Christmas giving

Published 6:00 am Friday, December 10, 2021

A recent email: “Pray for my children. I know they will have nothing for Christmas, and it’s tearing my family apart. I don’t know how to tell a child Santa is not coming.”

“God sent the angel Gabriel to Nazareth, a village in Galilee, to a virgin named Mary. She was engaged to be married to a man named Joseph.’” (Luke 1:26)

Churches regularly receive phone calls at Christmas: “Sorry to ask for help, but I don’t know what to do?!”

“That’s all right. How can we help you?”

“My husband’s been laid off, and we have no savings for Christmas presents.”

“I’m a single parent, and everything I make goes toward paying the bills.”

“My daughter has a drug problem, and I’m raising her children and doing everything I can, but there is no money for Christmas.”

“Is there anything you can do to help our children have a better Christmas?”

Our church, like others, will do what we can. Families receive food and gifts, but it never seems to be enough.

“Confused and disturbed, Mary tried to think what the angel could mean. ‘Don’t be frightened, Mary,’ the angel told her, ‘for God has decided to bless you! You will become pregnant and have a son, and you are to name him Jesus.” (1:29-31)

Unfortunately, Christmas is cleverly advertised as Santa Claus and presents. We talk giving but fantasize receiving. You say it’s about family and friends. You try to remember the celebration of Christ’s birth. But turn on the television; visit a department store or pick up a bulky newspaper full of ads and “The reason for the season is gifts!”

Christmas has become a glaring reminder of who receives generously and who gets little or nothing. Poorer families see other children loaded with more toys than they can ever use, so the hidden message? “Christmas is for others, not them.”

Mary asked, “How can I have a baby? I am a virgin.” The angel replied, “The Holy Spirit will come upon you, and the power of the Most High will overshadow you. The baby born to you will be holy and will be called the Son of God. For nothing is impossible with God.” (Luke 1:34-35,37)

Jesus was born in a barn with farm animals and shepherds as witnesses. He grew up the son of a blue-collar worker in a land occupied by Rome. Throughout his earthly life, Jesus had few if any material possessions. How did we get everything so mixed up? How can we change? How can we recapture the Christ in Christmas?

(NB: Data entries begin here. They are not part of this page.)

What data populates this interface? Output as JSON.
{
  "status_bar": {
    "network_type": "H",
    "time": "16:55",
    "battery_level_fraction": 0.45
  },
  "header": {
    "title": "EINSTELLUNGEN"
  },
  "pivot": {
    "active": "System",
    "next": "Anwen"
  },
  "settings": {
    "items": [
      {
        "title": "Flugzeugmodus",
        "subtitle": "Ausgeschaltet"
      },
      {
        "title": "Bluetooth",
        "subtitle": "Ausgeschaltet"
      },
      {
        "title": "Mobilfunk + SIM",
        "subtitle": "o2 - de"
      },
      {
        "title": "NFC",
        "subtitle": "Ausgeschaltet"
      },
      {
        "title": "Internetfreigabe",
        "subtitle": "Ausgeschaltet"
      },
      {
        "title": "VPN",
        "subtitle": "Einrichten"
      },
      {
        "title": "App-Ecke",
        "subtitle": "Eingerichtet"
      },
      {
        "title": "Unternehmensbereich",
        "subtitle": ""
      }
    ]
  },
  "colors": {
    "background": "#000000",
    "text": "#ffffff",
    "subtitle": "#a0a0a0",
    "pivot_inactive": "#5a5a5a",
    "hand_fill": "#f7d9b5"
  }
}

Mary responded, “I am the Lord’s servant, and I am willing to accept whatever he wants. May everything you have said come true.” And then the angel left. (Luke 1:38)

REV. LARRY E. DAVIES can be reached at larrydavies@vaumc.org.